= Exercise =
The answer is a number and nothing else: the count of lines in these entries containing the word "heart".

= Records for processing =
____
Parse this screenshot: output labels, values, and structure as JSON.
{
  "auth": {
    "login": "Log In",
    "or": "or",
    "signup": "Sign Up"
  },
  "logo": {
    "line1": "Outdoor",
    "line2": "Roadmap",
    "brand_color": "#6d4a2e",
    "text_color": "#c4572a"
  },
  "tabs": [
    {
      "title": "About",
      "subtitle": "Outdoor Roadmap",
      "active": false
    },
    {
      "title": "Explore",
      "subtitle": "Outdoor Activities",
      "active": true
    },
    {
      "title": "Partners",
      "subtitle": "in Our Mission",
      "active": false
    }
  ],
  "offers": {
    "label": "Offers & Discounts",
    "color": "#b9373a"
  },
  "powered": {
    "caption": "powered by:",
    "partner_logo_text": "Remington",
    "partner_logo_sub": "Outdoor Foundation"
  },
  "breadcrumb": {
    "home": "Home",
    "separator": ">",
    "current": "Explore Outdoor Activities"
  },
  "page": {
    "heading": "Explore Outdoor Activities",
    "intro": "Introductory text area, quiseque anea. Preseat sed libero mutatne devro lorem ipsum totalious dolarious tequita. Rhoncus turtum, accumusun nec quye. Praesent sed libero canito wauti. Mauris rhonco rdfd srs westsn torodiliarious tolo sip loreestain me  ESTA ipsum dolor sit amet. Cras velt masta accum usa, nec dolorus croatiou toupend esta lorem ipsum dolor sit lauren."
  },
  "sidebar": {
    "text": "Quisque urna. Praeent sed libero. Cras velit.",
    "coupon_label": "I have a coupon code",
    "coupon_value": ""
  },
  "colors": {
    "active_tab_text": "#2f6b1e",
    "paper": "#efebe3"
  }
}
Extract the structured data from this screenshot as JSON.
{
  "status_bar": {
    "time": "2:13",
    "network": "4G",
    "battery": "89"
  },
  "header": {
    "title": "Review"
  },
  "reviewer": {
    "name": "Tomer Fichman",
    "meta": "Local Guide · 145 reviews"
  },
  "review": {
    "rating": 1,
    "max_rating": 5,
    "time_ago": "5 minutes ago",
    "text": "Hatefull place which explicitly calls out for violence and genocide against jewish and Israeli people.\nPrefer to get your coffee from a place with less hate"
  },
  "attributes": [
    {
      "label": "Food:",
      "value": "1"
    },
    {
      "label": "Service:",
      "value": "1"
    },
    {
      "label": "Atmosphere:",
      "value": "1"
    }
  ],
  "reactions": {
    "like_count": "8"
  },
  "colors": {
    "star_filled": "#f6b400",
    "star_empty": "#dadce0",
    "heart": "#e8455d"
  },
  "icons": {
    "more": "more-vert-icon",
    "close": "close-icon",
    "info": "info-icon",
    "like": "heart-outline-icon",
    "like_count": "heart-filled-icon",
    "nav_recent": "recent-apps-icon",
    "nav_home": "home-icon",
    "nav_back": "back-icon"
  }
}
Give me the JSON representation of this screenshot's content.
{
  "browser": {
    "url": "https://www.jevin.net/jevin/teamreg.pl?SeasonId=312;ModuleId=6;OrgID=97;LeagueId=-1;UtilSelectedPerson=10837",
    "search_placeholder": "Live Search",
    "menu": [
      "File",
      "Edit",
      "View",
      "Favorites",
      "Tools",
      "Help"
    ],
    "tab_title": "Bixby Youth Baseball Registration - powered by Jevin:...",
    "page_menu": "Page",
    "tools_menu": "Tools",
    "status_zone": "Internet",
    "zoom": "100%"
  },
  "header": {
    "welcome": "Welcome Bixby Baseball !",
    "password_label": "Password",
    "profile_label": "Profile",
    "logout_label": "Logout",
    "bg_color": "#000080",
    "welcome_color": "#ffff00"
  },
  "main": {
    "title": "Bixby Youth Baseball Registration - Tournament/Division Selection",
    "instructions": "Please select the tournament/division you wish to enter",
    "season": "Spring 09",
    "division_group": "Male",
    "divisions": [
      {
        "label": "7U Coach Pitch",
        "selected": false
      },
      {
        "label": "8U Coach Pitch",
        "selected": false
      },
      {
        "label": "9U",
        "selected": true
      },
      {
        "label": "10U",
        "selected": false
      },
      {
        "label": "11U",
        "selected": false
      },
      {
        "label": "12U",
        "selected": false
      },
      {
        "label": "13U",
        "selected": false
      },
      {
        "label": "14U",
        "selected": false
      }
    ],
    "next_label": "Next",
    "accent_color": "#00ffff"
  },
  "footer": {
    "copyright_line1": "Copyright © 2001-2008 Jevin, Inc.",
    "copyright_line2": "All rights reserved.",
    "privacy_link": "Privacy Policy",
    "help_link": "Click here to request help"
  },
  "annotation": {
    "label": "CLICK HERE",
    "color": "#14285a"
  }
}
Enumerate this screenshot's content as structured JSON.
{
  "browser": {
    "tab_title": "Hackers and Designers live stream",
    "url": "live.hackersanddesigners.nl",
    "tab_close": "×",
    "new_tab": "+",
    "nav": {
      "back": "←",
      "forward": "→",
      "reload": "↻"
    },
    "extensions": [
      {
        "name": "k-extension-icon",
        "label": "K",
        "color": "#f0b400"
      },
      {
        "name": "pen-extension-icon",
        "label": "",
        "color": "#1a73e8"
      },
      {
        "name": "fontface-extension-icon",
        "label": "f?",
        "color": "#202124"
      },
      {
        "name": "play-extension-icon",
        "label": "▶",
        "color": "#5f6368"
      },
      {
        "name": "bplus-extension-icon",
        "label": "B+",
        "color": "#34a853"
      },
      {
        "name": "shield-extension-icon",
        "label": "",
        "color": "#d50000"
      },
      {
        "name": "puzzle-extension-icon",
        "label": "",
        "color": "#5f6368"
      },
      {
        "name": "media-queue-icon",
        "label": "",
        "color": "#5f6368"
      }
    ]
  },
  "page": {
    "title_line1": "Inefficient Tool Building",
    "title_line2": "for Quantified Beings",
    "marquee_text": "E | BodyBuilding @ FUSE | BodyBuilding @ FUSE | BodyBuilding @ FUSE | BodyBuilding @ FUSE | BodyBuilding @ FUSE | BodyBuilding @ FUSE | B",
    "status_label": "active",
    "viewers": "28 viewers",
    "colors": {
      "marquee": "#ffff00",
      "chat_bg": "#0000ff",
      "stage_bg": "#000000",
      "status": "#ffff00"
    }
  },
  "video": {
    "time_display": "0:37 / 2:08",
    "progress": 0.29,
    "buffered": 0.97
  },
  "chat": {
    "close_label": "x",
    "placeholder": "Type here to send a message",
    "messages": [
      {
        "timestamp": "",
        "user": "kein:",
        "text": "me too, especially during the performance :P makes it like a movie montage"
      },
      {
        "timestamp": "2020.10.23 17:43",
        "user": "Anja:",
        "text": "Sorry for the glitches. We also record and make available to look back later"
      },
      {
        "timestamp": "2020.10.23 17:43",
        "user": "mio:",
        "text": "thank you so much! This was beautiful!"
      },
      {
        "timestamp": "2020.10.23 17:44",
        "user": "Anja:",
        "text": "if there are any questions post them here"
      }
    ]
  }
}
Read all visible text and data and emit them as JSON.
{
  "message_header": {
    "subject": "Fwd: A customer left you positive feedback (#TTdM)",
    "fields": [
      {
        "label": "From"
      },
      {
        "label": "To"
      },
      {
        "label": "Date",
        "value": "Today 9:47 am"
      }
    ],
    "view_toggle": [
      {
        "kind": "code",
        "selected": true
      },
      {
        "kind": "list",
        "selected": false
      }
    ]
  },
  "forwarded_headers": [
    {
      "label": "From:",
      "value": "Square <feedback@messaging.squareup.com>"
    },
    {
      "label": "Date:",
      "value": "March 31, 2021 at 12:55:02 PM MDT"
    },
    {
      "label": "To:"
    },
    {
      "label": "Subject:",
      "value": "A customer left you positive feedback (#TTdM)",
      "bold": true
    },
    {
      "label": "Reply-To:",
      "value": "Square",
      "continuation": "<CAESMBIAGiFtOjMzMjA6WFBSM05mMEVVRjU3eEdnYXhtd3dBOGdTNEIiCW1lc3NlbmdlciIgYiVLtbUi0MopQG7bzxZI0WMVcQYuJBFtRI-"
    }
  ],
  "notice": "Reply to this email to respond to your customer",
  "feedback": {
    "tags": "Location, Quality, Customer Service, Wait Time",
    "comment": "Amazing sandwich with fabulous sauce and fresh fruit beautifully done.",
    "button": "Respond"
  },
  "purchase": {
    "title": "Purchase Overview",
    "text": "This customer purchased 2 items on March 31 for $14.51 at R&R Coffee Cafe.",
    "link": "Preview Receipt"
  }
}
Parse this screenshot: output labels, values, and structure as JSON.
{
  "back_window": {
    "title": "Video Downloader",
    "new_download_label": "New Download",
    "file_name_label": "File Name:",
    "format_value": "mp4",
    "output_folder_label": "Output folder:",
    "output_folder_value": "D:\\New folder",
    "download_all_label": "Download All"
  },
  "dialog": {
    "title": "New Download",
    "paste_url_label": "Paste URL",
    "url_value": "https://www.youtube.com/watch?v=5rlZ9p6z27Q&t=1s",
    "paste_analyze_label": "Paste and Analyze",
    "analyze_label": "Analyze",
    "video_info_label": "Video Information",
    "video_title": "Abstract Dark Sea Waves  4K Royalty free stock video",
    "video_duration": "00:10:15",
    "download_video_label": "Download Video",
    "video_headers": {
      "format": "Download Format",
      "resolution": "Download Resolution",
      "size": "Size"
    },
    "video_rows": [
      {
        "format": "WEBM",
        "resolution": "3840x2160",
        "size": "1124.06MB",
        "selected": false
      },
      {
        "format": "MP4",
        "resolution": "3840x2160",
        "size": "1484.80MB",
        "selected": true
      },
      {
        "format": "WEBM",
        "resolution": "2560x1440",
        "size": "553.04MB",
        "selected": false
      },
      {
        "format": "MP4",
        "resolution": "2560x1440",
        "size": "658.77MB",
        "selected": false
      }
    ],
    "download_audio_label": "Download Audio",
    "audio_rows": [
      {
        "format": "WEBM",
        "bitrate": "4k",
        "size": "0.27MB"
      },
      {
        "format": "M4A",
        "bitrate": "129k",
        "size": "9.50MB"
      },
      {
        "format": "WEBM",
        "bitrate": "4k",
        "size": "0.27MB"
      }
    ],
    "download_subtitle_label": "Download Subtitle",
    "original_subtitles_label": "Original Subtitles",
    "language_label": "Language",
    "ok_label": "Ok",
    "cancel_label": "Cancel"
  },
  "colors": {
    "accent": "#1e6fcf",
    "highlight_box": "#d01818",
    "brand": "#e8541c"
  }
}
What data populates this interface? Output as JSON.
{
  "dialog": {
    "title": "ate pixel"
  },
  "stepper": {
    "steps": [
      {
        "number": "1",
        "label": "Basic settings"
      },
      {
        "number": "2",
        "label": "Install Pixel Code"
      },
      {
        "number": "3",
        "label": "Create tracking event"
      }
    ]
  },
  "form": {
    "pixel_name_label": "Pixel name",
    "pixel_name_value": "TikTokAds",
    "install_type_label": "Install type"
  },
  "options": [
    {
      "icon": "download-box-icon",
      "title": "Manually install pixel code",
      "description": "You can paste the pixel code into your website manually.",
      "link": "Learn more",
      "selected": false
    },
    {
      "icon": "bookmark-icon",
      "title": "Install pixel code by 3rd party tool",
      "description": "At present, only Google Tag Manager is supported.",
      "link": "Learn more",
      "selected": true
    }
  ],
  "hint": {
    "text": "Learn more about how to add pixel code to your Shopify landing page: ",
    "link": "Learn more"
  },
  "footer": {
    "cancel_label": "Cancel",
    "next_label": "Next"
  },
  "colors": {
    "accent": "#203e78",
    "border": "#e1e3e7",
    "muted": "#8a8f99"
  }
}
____
= Output below =
3